> _What to do_
Repeat each entry word for word; the images are not part of the copy.

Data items
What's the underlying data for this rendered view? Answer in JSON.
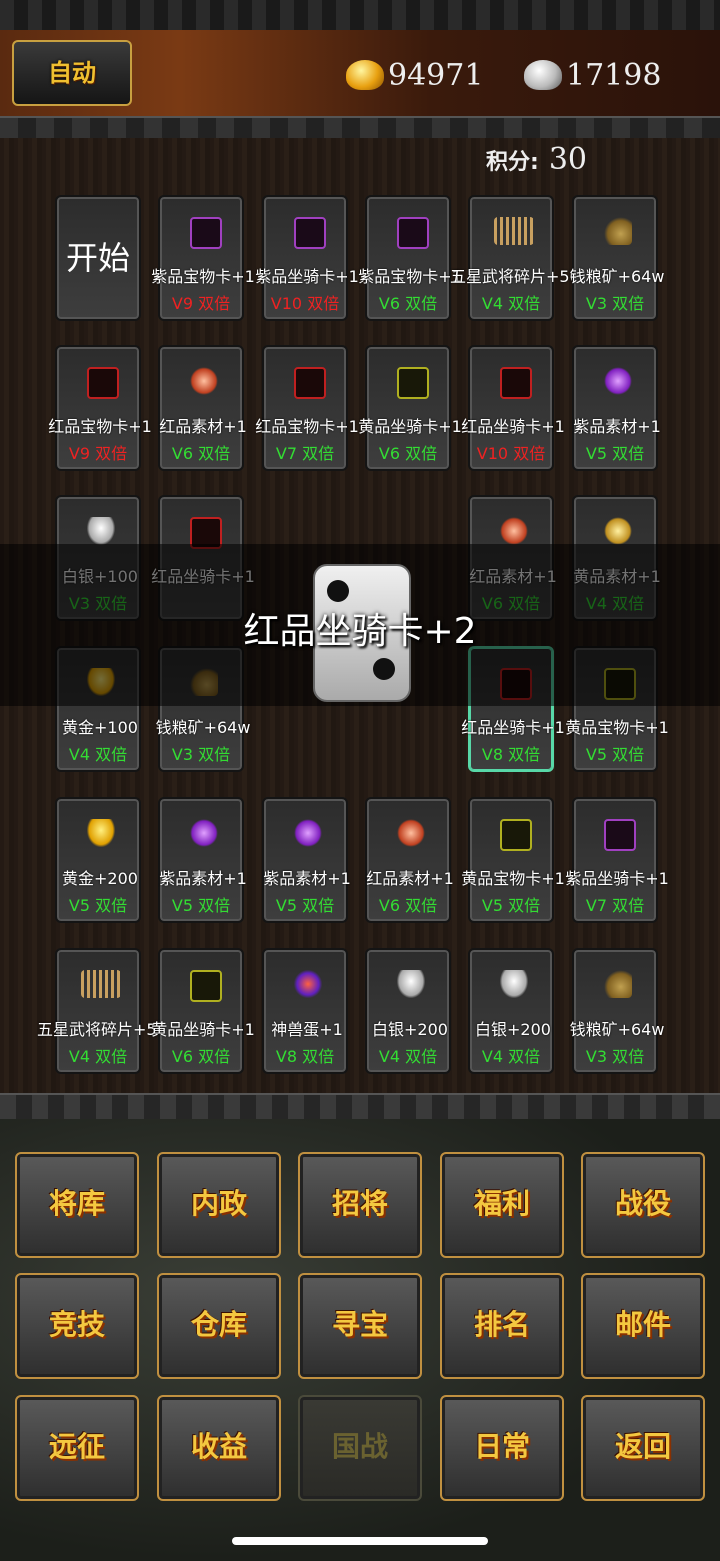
{
  "header": {
    "auto_label": "自动",
    "gold_value": "94971",
    "silver_value": "17198",
    "score_label": "积分:",
    "score_value": "30"
  },
  "board": {
    "start_label": "开始",
    "cells": [
      {
        "icon": "purple-card-icon",
        "name": "紫品宝物卡+1",
        "mult": "V9 双倍",
        "mult_color": "red"
      },
      {
        "icon": "purple-card-icon",
        "name": "紫品坐骑卡+1",
        "mult": "V10 双倍",
        "mult_color": "red"
      },
      {
        "icon": "purple-card-icon",
        "name": "紫品宝物卡+1",
        "mult": "V6 双倍",
        "mult_color": "green"
      },
      {
        "icon": "hero-shard-icon",
        "name": "五星武将碎片+50",
        "mult": "V4 双倍",
        "mult_color": "green"
      },
      {
        "icon": "ore-icon",
        "name": "钱粮矿+64w",
        "mult": "V3 双倍",
        "mult_color": "green"
      },
      {
        "icon": "red-card-icon",
        "name": "红品宝物卡+1",
        "mult": "V9 双倍",
        "mult_color": "red"
      },
      {
        "icon": "red-gem-icon",
        "name": "红品素材+1",
        "mult": "V6 双倍",
        "mult_color": "green"
      },
      {
        "icon": "red-card-icon",
        "name": "红品宝物卡+1",
        "mult": "V7 双倍",
        "mult_color": "green"
      },
      {
        "icon": "yellow-card-icon",
        "name": "黄品坐骑卡+1",
        "mult": "V6 双倍",
        "mult_color": "green"
      },
      {
        "icon": "red-card-icon",
        "name": "红品坐骑卡+1",
        "mult": "V10 双倍",
        "mult_color": "red"
      },
      {
        "icon": "purple-gem-icon",
        "name": "紫品素材+1",
        "mult": "V5 双倍",
        "mult_color": "green"
      },
      {
        "icon": "silver-icon",
        "name": "白银+100",
        "mult": "V3 双倍",
        "mult_color": "green"
      },
      {
        "icon": "red-card-icon",
        "name": "红品坐骑卡+1",
        "mult": "",
        "mult_color": "green"
      },
      {
        "icon": "red-gem-icon",
        "name": "红品素材+1",
        "mult": "V6 双倍",
        "mult_color": "green"
      },
      {
        "icon": "yellow-gem-icon",
        "name": "黄品素材+1",
        "mult": "V4 双倍",
        "mult_color": "green"
      },
      {
        "icon": "gold-icon",
        "name": "黄金+100",
        "mult": "V4 双倍",
        "mult_color": "green"
      },
      {
        "icon": "ore-icon",
        "name": "钱粮矿+64w",
        "mult": "V3 双倍",
        "mult_color": "green"
      },
      {
        "icon": "red-card-icon",
        "name": "红品坐骑卡+1",
        "mult": "V8 双倍",
        "mult_color": "green",
        "selected": true
      },
      {
        "icon": "yellow-card-icon",
        "name": "黄品宝物卡+1",
        "mult": "V5 双倍",
        "mult_color": "green"
      },
      {
        "icon": "gold-icon",
        "name": "黄金+200",
        "mult": "V5 双倍",
        "mult_color": "green"
      },
      {
        "icon": "purple-gem-icon",
        "name": "紫品素材+1",
        "mult": "V5 双倍",
        "mult_color": "green"
      },
      {
        "icon": "purple-gem-icon",
        "name": "紫品素材+1",
        "mult": "V5 双倍",
        "mult_color": "green"
      },
      {
        "icon": "red-gem-icon",
        "name": "红品素材+1",
        "mult": "V6 双倍",
        "mult_color": "green"
      },
      {
        "icon": "yellow-card-icon",
        "name": "黄品宝物卡+1",
        "mult": "V5 双倍",
        "mult_color": "green"
      },
      {
        "icon": "purple-card-icon",
        "name": "紫品坐骑卡+1",
        "mult": "V7 双倍",
        "mult_color": "green"
      },
      {
        "icon": "hero-shard-icon",
        "name": "五星武将碎片+50",
        "mult": "V4 双倍",
        "mult_color": "green"
      },
      {
        "icon": "yellow-card-icon",
        "name": "黄品坐骑卡+1",
        "mult": "V6 双倍",
        "mult_color": "green"
      },
      {
        "icon": "beast-egg-icon",
        "name": "神兽蛋+1",
        "mult": "V8 双倍",
        "mult_color": "green"
      },
      {
        "icon": "silver-icon",
        "name": "白银+200",
        "mult": "V4 双倍",
        "mult_color": "green"
      },
      {
        "icon": "silver-icon",
        "name": "白银+200",
        "mult": "V4 双倍",
        "mult_color": "green"
      },
      {
        "icon": "ore-icon",
        "name": "钱粮矿+64w",
        "mult": "V3 双倍",
        "mult_color": "green"
      }
    ]
  },
  "result": {
    "text": "红品坐骑卡+2",
    "dice_value": 2
  },
  "menu": {
    "buttons": [
      {
        "label": "将库",
        "enabled": true
      },
      {
        "label": "内政",
        "enabled": true
      },
      {
        "label": "招将",
        "enabled": true
      },
      {
        "label": "福利",
        "enabled": true
      },
      {
        "label": "战役",
        "enabled": true
      },
      {
        "label": "竞技",
        "enabled": true
      },
      {
        "label": "仓库",
        "enabled": true
      },
      {
        "label": "寻宝",
        "enabled": true
      },
      {
        "label": "排名",
        "enabled": true
      },
      {
        "label": "邮件",
        "enabled": true
      },
      {
        "label": "远征",
        "enabled": true
      },
      {
        "label": "收益",
        "enabled": true
      },
      {
        "label": "国战",
        "enabled": false
      },
      {
        "label": "日常",
        "enabled": true
      },
      {
        "label": "返回",
        "enabled": true
      }
    ]
  },
  "colors": {
    "green": "#33dd33",
    "red": "#ee2222",
    "menu_text": "#f4c840",
    "selected_border": "#58d8a8"
  }
}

> _Response below_
What's the underlying data for this rendered view? Answer in JSON.
{
  "header": {
    "auto_label": "自动",
    "gold_value": "94971",
    "silver_value": "17198",
    "score_label": "积分:",
    "score_value": "30"
  },
  "board": {
    "start_label": "开始",
    "cells": [
      {
        "icon": "purple-card-icon",
        "name": "紫品宝物卡+1",
        "mult": "V9 双倍",
        "mult_color": "red"
      },
      {
        "icon": "purple-card-icon",
        "name": "紫品坐骑卡+1",
        "mult": "V10 双倍",
        "mult_color": "red"
      },
      {
        "icon": "purple-card-icon",
        "name": "紫品宝物卡+1",
        "mult": "V6 双倍",
        "mult_color": "green"
      },
      {
        "icon": "hero-shard-icon",
        "name": "五星武将碎片+50",
        "mult": "V4 双倍",
        "mult_color": "green"
      },
      {
        "icon": "ore-icon",
        "name": "钱粮矿+64w",
        "mult": "V3 双倍",
        "mult_color": "green"
      },
      {
        "icon": "red-card-icon",
        "name": "红品宝物卡+1",
        "mult": "V9 双倍",
        "mult_color": "red"
      },
      {
        "icon": "red-gem-icon",
        "name": "红品素材+1",
        "mult": "V6 双倍",
        "mult_color": "green"
      },
      {
        "icon": "red-card-icon",
        "name": "红品宝物卡+1",
        "mult": "V7 双倍",
        "mult_color": "green"
      },
      {
        "icon": "yellow-card-icon",
        "name": "黄品坐骑卡+1",
        "mult": "V6 双倍",
        "mult_color": "green"
      },
      {
        "icon": "red-card-icon",
        "name": "红品坐骑卡+1",
        "mult": "V10 双倍",
        "mult_color": "red"
      },
      {
        "icon": "purple-gem-icon",
        "name": "紫品素材+1",
        "mult": "V5 双倍",
        "mult_color": "green"
      },
      {
        "icon": "silver-icon",
        "name": "白银+100",
        "mult": "V3 双倍",
        "mult_color": "green"
      },
      {
        "icon": "red-card-icon",
        "name": "红品坐骑卡+1",
        "mult": "",
        "mult_color": "green"
      },
      {
        "icon": "red-gem-icon",
        "name": "红品素材+1",
        "mult": "V6 双倍",
        "mult_color": "green"
      },
      {
        "icon": "yellow-gem-icon",
        "name": "黄品素材+1",
        "mult": "V4 双倍",
        "mult_color": "green"
      },
      {
        "icon": "gold-icon",
        "name": "黄金+100",
        "mult": "V4 双倍",
        "mult_color": "green"
      },
      {
        "icon": "ore-icon",
        "name": "钱粮矿+64w",
        "mult": "V3 双倍",
        "mult_color": "green"
      },
      {
        "icon": "red-card-icon",
        "name": "红品坐骑卡+1",
        "mult": "V8 双倍",
        "mult_color": "green",
        "selected": true
      },
      {
        "icon": "yellow-card-icon",
        "name": "黄品宝物卡+1",
        "mult": "V5 双倍",
        "mult_color": "green"
      },
      {
        "icon": "gold-icon",
        "name": "黄金+200",
        "mult": "V5 双倍",
        "mult_color": "green"
      },
      {
        "icon": "purple-gem-icon",
        "name": "紫品素材+1",
        "mult": "V5 双倍",
        "mult_color": "green"
      },
      {
        "icon": "purple-gem-icon",
        "name": "紫品素材+1",
        "mult": "V5 双倍",
        "mult_color": "green"
      },
      {
        "icon": "red-gem-icon",
        "name": "红品素材+1",
        "mult": "V6 双倍",
        "mult_color": "green"
      },
      {
        "icon": "yellow-card-icon",
        "name": "黄品宝物卡+1",
        "mult": "V5 双倍",
        "mult_color": "green"
      },
      {
        "icon": "purple-card-icon",
        "name": "紫品坐骑卡+1",
        "mult": "V7 双倍",
        "mult_color": "green"
      },
      {
        "icon": "hero-shard-icon",
        "name": "五星武将碎片+50",
        "mult": "V4 双倍",
        "mult_color": "green"
      },
      {
        "icon": "yellow-card-icon",
        "name": "黄品坐骑卡+1",
        "mult": "V6 双倍",
        "mult_color": "green"
      },
      {
        "icon": "beast-egg-icon",
        "name": "神兽蛋+1",
        "mult": "V8 双倍",
        "mult_color": "green"
      },
      {
        "icon": "silver-icon",
        "name": "白银+200",
        "mult": "V4 双倍",
        "mult_color": "green"
      },
      {
        "icon": "silver-icon",
        "name": "白银+200",
        "mult": "V4 双倍",
        "mult_color": "green"
      },
      {
        "icon": "ore-icon",
        "name": "钱粮矿+64w",
        "mult": "V3 双倍",
        "mult_color": "green"
      }
    ]
  },
  "result": {
    "text": "红品坐骑卡+2",
    "dice_value": 2
  },
  "menu": {
    "buttons": [
      {
        "label": "将库",
        "enabled": true
      },
      {
        "label": "内政",
        "enabled": true
      },
      {
        "label": "招将",
        "enabled": true
      },
      {
        "label": "福利",
        "enabled": true
      },
      {
        "label": "战役",
        "enabled": true
      },
      {
        "label": "竞技",
        "enabled": true
      },
      {
        "label": "仓库",
        "enabled": true
      },
      {
        "label": "寻宝",
        "enabled": true
      },
      {
        "label": "排名",
        "enabled": true
      },
      {
        "label": "邮件",
        "enabled": true
      },
      {
        "label": "远征",
        "enabled": true
      },
      {
        "label": "收益",
        "enabled": true
      },
      {
        "label": "国战",
        "enabled": false
      },
      {
        "label": "日常",
        "enabled": true
      },
      {
        "label": "返回",
        "enabled": true
      }
    ]
  },
  "colors": {
    "green": "#33dd33",
    "red": "#ee2222",
    "menu_text": "#f4c840",
    "selected_border": "#58d8a8"
  }
}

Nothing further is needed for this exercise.